**Instructions to follow**: The word "name" occurs in some of the lines below; copy each of those lines.

**Page and application data records**:

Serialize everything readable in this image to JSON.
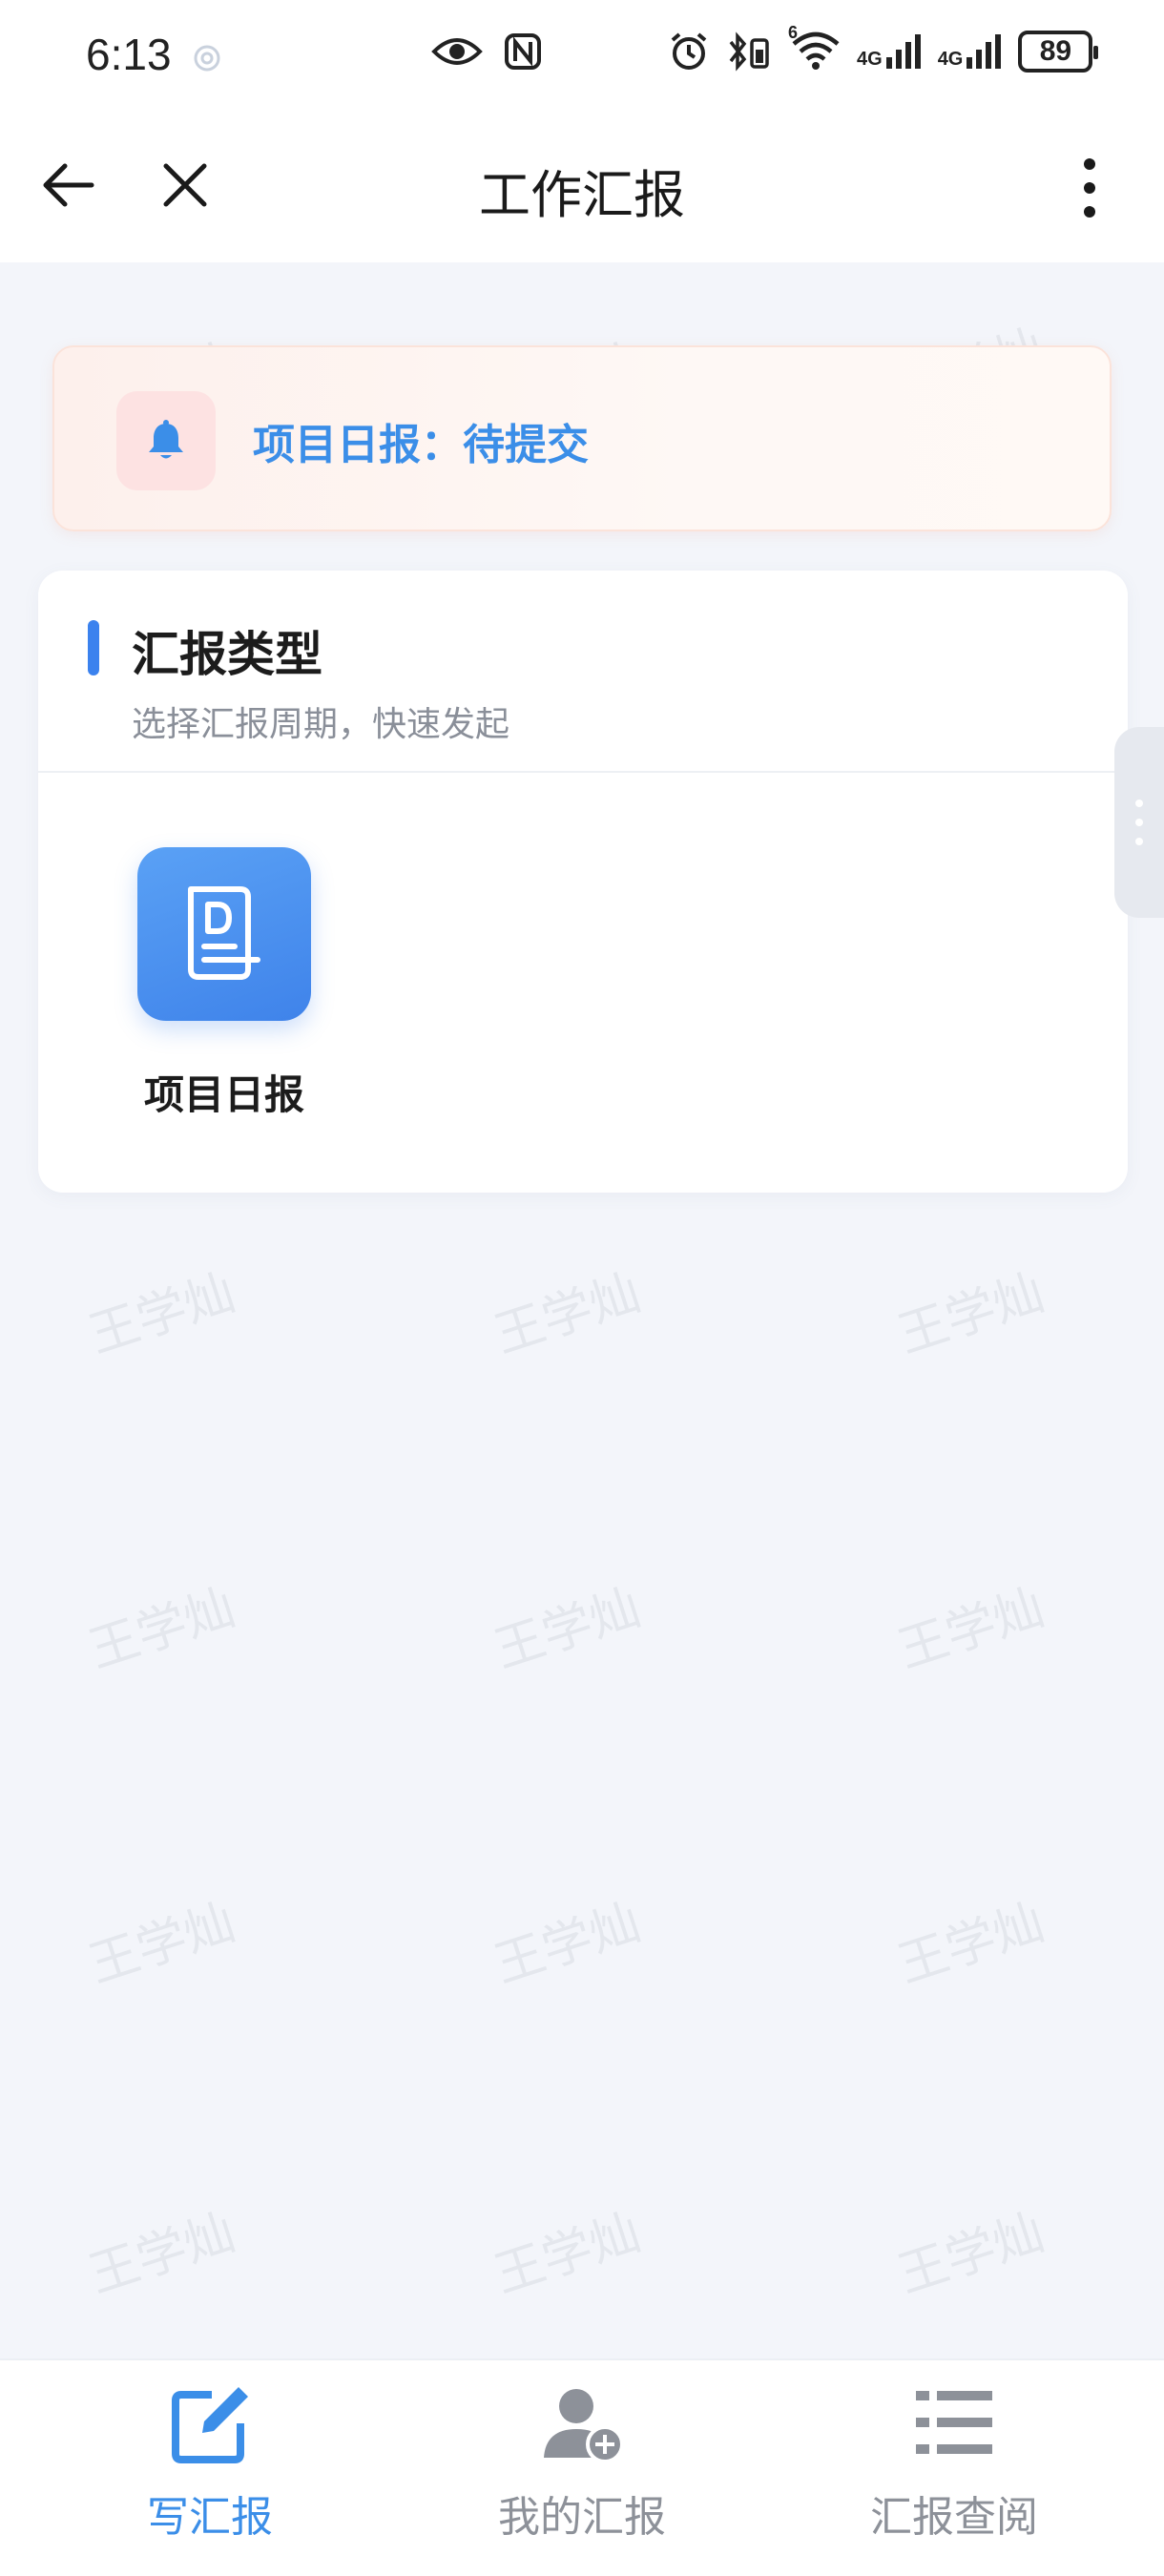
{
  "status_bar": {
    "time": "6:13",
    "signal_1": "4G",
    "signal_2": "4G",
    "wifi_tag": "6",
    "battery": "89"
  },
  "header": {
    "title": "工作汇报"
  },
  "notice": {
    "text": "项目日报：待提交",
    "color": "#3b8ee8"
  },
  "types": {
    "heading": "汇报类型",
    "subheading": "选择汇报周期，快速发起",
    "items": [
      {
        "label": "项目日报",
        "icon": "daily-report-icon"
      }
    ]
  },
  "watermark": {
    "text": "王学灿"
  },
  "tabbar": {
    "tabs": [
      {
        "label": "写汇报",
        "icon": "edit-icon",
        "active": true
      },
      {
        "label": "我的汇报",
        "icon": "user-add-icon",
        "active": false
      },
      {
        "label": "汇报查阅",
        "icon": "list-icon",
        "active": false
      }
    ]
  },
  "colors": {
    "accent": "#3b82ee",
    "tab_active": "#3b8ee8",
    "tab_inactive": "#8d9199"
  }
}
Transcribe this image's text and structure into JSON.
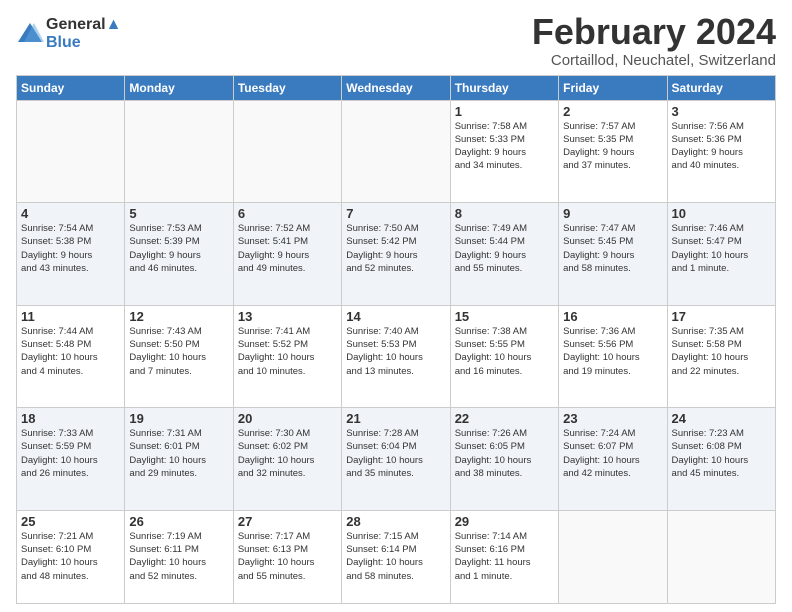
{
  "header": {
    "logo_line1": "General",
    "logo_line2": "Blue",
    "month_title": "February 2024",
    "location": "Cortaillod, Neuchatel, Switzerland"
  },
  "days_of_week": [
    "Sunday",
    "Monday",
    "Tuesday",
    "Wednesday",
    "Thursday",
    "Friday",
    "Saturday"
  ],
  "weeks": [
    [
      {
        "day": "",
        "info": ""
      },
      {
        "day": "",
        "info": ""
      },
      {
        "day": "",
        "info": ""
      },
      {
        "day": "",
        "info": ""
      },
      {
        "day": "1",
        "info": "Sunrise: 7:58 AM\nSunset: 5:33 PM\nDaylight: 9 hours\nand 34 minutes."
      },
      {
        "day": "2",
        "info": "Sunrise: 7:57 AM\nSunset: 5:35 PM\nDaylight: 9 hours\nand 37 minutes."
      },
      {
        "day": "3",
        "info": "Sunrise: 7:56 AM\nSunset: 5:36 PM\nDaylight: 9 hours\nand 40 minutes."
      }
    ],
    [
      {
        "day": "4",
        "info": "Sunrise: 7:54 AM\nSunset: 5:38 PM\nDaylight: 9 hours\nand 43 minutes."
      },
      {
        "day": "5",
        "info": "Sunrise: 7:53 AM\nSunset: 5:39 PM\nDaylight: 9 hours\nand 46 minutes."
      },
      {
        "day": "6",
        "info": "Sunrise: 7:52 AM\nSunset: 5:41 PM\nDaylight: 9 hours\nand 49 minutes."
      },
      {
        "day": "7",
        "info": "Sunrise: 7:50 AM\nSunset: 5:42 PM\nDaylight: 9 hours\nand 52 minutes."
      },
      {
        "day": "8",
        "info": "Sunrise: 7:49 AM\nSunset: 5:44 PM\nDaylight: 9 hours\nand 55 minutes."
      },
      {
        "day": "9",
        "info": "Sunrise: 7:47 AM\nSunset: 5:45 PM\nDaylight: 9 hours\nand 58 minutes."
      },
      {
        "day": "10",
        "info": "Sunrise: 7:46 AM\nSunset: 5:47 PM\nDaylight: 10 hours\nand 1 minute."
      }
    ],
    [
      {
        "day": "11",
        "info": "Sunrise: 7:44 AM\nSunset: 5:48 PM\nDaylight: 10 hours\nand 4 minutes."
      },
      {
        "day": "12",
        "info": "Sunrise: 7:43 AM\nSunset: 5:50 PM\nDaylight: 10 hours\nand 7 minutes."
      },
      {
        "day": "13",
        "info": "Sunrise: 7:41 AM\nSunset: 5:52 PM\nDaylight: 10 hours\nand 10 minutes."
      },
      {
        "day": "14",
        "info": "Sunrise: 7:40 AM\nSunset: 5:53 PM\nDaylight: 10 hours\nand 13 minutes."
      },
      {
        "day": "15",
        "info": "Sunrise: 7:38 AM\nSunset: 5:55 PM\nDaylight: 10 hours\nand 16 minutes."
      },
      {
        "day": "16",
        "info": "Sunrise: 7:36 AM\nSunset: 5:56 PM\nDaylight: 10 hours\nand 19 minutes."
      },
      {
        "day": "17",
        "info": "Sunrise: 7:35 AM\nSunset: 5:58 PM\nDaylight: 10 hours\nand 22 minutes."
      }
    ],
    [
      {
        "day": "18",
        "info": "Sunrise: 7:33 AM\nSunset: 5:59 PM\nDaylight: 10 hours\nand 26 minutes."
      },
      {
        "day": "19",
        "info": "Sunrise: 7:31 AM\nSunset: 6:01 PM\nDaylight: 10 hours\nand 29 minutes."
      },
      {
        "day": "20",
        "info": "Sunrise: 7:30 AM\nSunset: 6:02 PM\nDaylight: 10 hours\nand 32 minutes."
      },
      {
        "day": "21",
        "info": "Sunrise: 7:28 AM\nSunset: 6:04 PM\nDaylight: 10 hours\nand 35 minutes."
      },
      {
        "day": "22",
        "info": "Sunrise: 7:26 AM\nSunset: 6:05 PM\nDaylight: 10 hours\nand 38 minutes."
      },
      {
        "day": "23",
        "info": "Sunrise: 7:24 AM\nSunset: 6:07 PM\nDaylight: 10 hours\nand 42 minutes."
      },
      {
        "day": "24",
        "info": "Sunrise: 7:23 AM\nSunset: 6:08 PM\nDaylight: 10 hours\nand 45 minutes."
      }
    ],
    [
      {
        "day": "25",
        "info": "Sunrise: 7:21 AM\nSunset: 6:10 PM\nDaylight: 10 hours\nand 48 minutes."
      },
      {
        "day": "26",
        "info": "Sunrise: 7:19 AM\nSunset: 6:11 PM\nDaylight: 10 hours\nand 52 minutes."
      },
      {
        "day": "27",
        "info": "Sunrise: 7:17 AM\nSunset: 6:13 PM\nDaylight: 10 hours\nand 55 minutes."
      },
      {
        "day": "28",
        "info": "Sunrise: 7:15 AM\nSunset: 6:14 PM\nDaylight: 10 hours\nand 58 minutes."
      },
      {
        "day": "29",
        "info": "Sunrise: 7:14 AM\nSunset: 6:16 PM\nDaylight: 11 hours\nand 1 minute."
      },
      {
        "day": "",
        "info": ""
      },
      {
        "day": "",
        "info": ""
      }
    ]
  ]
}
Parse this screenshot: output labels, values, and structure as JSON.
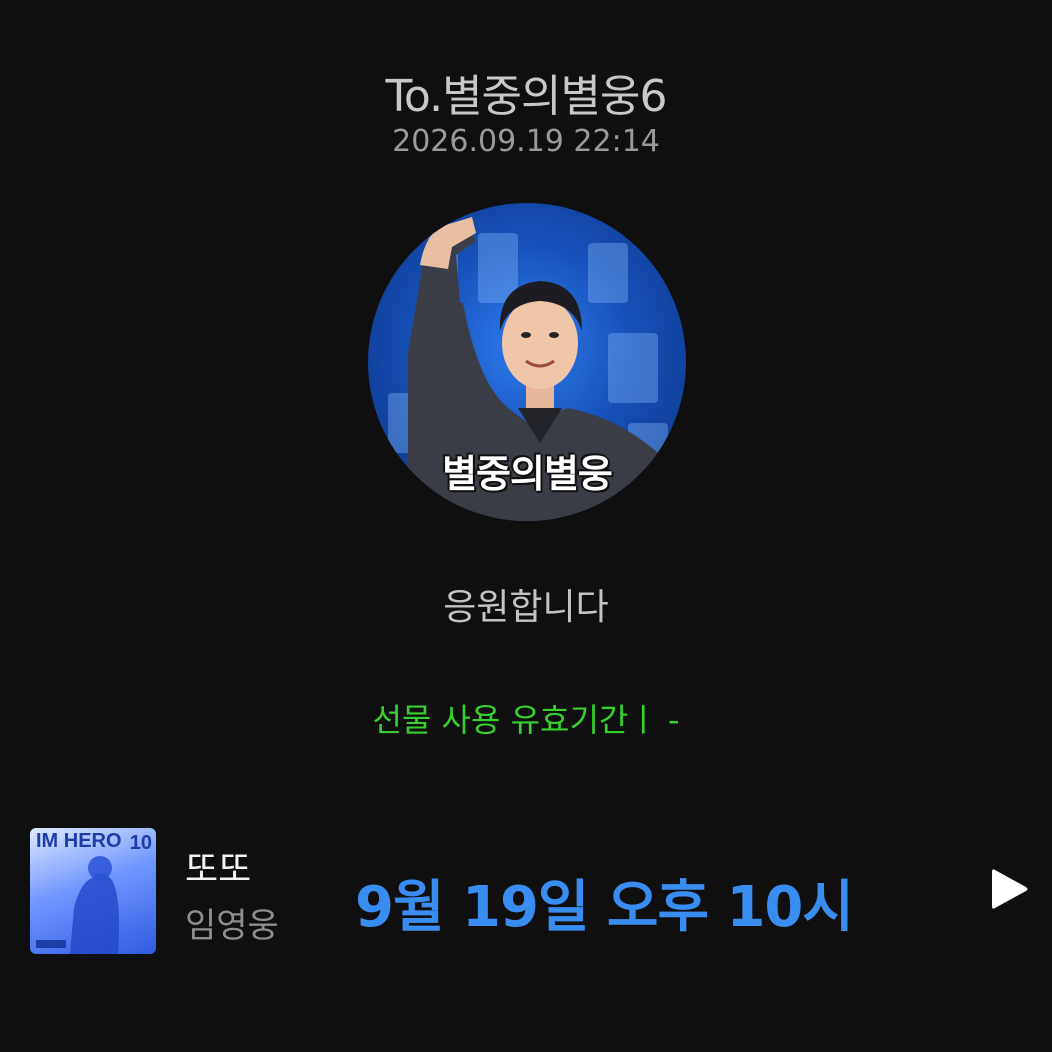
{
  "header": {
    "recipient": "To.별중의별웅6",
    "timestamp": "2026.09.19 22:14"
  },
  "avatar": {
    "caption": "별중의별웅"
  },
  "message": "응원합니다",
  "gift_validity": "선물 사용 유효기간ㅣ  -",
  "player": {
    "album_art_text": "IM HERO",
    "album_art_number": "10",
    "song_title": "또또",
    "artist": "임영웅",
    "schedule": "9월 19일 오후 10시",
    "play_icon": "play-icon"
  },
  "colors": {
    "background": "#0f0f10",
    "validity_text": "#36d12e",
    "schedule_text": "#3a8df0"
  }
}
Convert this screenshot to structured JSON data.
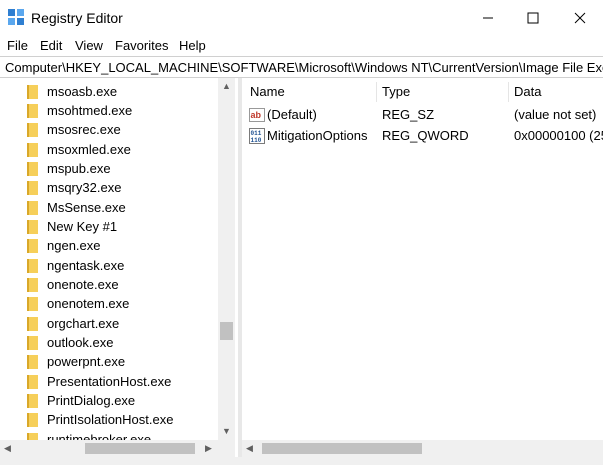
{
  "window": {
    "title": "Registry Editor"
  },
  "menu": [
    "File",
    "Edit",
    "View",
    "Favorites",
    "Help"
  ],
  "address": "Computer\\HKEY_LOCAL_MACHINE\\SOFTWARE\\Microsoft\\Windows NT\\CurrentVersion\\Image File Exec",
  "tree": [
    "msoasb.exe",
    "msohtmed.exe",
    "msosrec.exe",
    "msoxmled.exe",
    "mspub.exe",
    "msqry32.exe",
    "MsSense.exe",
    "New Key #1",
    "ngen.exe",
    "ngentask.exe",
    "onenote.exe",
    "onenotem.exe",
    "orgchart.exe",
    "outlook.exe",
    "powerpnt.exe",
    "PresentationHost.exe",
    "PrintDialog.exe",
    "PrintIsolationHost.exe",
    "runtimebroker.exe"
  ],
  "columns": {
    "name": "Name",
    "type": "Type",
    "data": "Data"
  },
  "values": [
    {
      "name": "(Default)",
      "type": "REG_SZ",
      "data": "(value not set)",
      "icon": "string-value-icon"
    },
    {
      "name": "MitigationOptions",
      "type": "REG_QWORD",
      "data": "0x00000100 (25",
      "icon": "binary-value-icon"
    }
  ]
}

**Exercise output**:
    "name": "Name",
      "name": "(Default)",
      "name": "MitigationOptions",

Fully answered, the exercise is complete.